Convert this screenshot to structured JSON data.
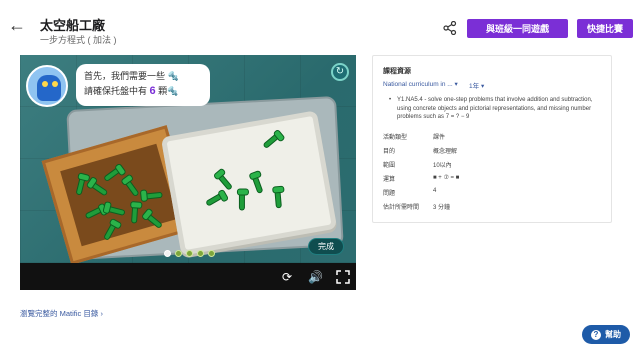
{
  "header": {
    "title": "太空船工廠",
    "subtitle": "一步方程式 ( 加法 )",
    "play_class_label": "與班級一同遊戲",
    "compete_label": "快捷比賽"
  },
  "game": {
    "speech_prefix": "首先，我們需要一些",
    "speech_line2_prefix": "請確保托盤中有",
    "speech_number": "6",
    "speech_unit": "顆",
    "done_label": "完成",
    "progress": {
      "total": 5,
      "current": 1
    }
  },
  "info": {
    "heading": "課程資源",
    "curriculum": "National curriculum in ...",
    "year": "1年",
    "standard": "Y1.NA5.4 - solve one-step problems that involve addition and subtraction, using concrete objects and pictorial representations, and missing number problems such as 7 = ? − 9",
    "props": [
      {
        "label": "活動類型",
        "value": "課件"
      },
      {
        "label": "目的",
        "value": "概念理解"
      },
      {
        "label": "範圍",
        "value": "10以內"
      },
      {
        "label": "運算",
        "value": "■ + ⑦ = ■"
      },
      {
        "label": "問題",
        "value": "4"
      },
      {
        "label": "估計所需時間",
        "value": "3 分鐘"
      }
    ]
  },
  "footer": {
    "catalog_link": "瀏覽完整的 Matific 目錄",
    "help_label": "幫助"
  },
  "colors": {
    "accent": "#7b2fd6",
    "help": "#1e5ba8",
    "link": "#3a5aa0"
  }
}
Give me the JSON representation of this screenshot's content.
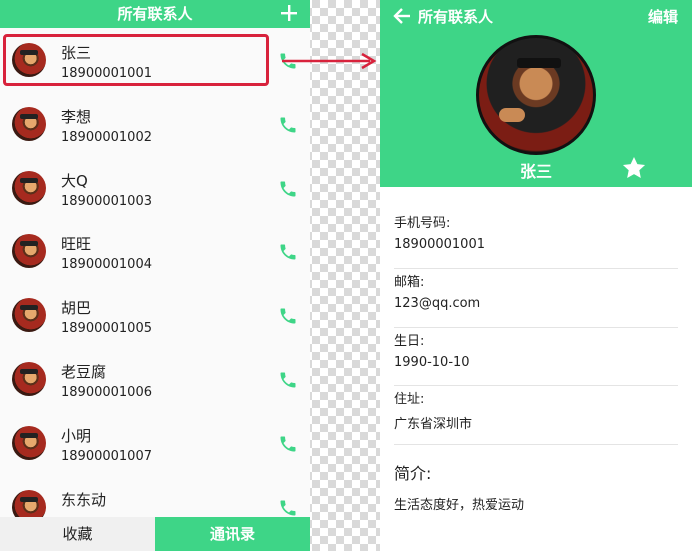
{
  "list_screen": {
    "title": "所有联系人",
    "add_icon": "plus-icon",
    "contacts": [
      {
        "name": "张三",
        "phone": "18900001001"
      },
      {
        "name": "李想",
        "phone": "18900001002"
      },
      {
        "name": "大Q",
        "phone": "18900001003"
      },
      {
        "name": "旺旺",
        "phone": "18900001004"
      },
      {
        "name": "胡巴",
        "phone": "18900001005"
      },
      {
        "name": "老豆腐",
        "phone": "18900001006"
      },
      {
        "name": "小明",
        "phone": "18900001007"
      },
      {
        "name": "东东动",
        "phone": ""
      }
    ],
    "tabs": {
      "favorites": "收藏",
      "contacts": "通讯录"
    },
    "active_tab": "contacts"
  },
  "detail_screen": {
    "back_icon": "arrow-left-icon",
    "title": "所有联系人",
    "edit_label": "编辑",
    "name": "张三",
    "favorite_icon": "star-icon",
    "fields": [
      {
        "label": "手机号码:",
        "value": "18900001001"
      },
      {
        "label": "邮箱:",
        "value": "123@qq.com"
      },
      {
        "label": "生日:",
        "value": "1990-10-10"
      },
      {
        "label": "住址:",
        "value": "广东省深圳市"
      }
    ],
    "bio_title": "简介:",
    "bio_text": "生活态度好，热爱运动"
  },
  "colors": {
    "accent": "#3ed587",
    "highlight": "#d8223c"
  }
}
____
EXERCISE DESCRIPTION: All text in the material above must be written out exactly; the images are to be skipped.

SOLUTION TO THIS TASK:
Convert this screenshot to structured JSON data.
{
  "header": {
    "title": "太空船工廠",
    "subtitle": "一步方程式 ( 加法 )",
    "play_class_label": "與班級一同遊戲",
    "compete_label": "快捷比賽"
  },
  "game": {
    "speech_prefix": "首先，我們需要一些",
    "speech_line2_prefix": "請確保托盤中有",
    "speech_number": "6",
    "speech_unit": "顆",
    "done_label": "完成",
    "progress": {
      "total": 5,
      "current": 1
    }
  },
  "info": {
    "heading": "課程資源",
    "curriculum": "National curriculum in ...",
    "year": "1年",
    "standard": "Y1.NA5.4 - solve one-step problems that involve addition and subtraction, using concrete objects and pictorial representations, and missing number problems such as 7 = ? − 9",
    "props": [
      {
        "label": "活動類型",
        "value": "課件"
      },
      {
        "label": "目的",
        "value": "概念理解"
      },
      {
        "label": "範圍",
        "value": "10以內"
      },
      {
        "label": "運算",
        "value": "■ + ⑦ = ■"
      },
      {
        "label": "問題",
        "value": "4"
      },
      {
        "label": "估計所需時間",
        "value": "3 分鐘"
      }
    ]
  },
  "footer": {
    "catalog_link": "瀏覽完整的 Matific 目錄",
    "help_label": "幫助"
  },
  "colors": {
    "accent": "#7b2fd6",
    "help": "#1e5ba8",
    "link": "#3a5aa0"
  }
}
Give me the JSON representation of this screenshot's content.
{
  "list_screen": {
    "title": "所有联系人",
    "add_icon": "plus-icon",
    "contacts": [
      {
        "name": "张三",
        "phone": "18900001001"
      },
      {
        "name": "李想",
        "phone": "18900001002"
      },
      {
        "name": "大Q",
        "phone": "18900001003"
      },
      {
        "name": "旺旺",
        "phone": "18900001004"
      },
      {
        "name": "胡巴",
        "phone": "18900001005"
      },
      {
        "name": "老豆腐",
        "phone": "18900001006"
      },
      {
        "name": "小明",
        "phone": "18900001007"
      },
      {
        "name": "东东动",
        "phone": ""
      }
    ],
    "tabs": {
      "favorites": "收藏",
      "contacts": "通讯录"
    },
    "active_tab": "contacts"
  },
  "detail_screen": {
    "back_icon": "arrow-left-icon",
    "title": "所有联系人",
    "edit_label": "编辑",
    "name": "张三",
    "favorite_icon": "star-icon",
    "fields": [
      {
        "label": "手机号码:",
        "value": "18900001001"
      },
      {
        "label": "邮箱:",
        "value": "123@qq.com"
      },
      {
        "label": "生日:",
        "value": "1990-10-10"
      },
      {
        "label": "住址:",
        "value": "广东省深圳市"
      }
    ],
    "bio_title": "简介:",
    "bio_text": "生活态度好，热爱运动"
  },
  "colors": {
    "accent": "#3ed587",
    "highlight": "#d8223c"
  }
}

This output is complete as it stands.